We almost never see that in America, any sense of lost chances. We see plenty about the horrors but not even a daydream of how it might have worked (Thanksgiving the exception to prove the rule). We get alternative histories on the Revolution, on the Civil War, on World War II. We never get alternative histories on “we did not slaughter the Indians.”

That is sad. To think disaster was inevitable, or at least so complete that we can not even imagine an America without wars and broken treaties and a violent taking of a vast land.

the flat world outside stockholm

You want to see what Thomas Friedman calls “the flat world?” You want to see a post-American world not dependent on any one center? You want to see the breakdown of the European idea of the nation, of the “folk”?

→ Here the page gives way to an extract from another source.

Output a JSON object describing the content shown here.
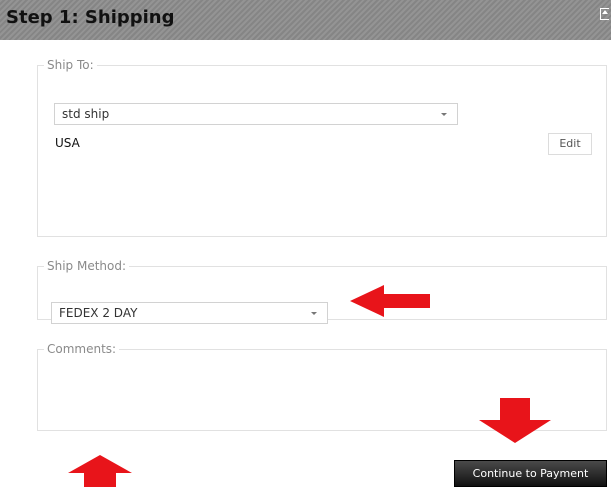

Come to lunch with me.

I work on the farthest outskirts of Stockholm where maybe 30 years ago they built expanses of apartments for the working class. They built out the subway too, coming out of the ground past the inner suburbs through the forest finally to Kista, which used to be a farm, I think. They also built a really big mall.

Like most of these outer suburbs across Europe, Kista quickly filled with immigrants, with Somalis and Iraqis and Turks and Kurds. Usually, these suburbs languish, either boiling over like in France or stagnating or become a rather lively incubator for a new Sweden. Whatever happens, it is out of sight.

But then Ericsson ran out of space south of town, looked around and settled on Kista. Bam, hello Sweden’s “telecom valley.” Now on one side of the tracks, you have all the immigrants in their apartments, and on the other side, you have an army of men and women in black suits working in telecom and IT and whatnot. And not just for Ericsson. Kista is a sprawling moniker now for working in the tech industry, for any number of companies. Stockholm’s tallest building is there, and it is not an Ericsson building.

I had lunch with my wife in that building today. Sitting in pink chairs on a pink shag carpet looking at exposed steel beams and mood lighting, she compared it to something out of Star Wars. But the real action, we agreed, is in the mall. For there, the two worlds meet. Every day, the masses of mostly white businessmen and women merge with older unshaven immigrants sitting in circles, with Somail women covered save for their faces, with running children of every possible color.

There is no real interaction, everyone in true Swedish fashion gliding around each other, paying no attention, tolerant but not really engaged. There is no tension, for the mall is nice for both, for the housing has been renovated and immigrants in Sweden seem to do pretty well. And the tech suits love the food court with its Persian, Indian, Thai, Japanese, Chinese, Mexican, Spanish, Italian, American, Swedish, Middle Eastern, fast food restaurants.

Kista is immigration from the south to the north. It is the interconnected world of telecom. It is sprawl but with buses and trains. It is isolation and mingling.

Oddly, in the end, it gets boring. Nothing really happens.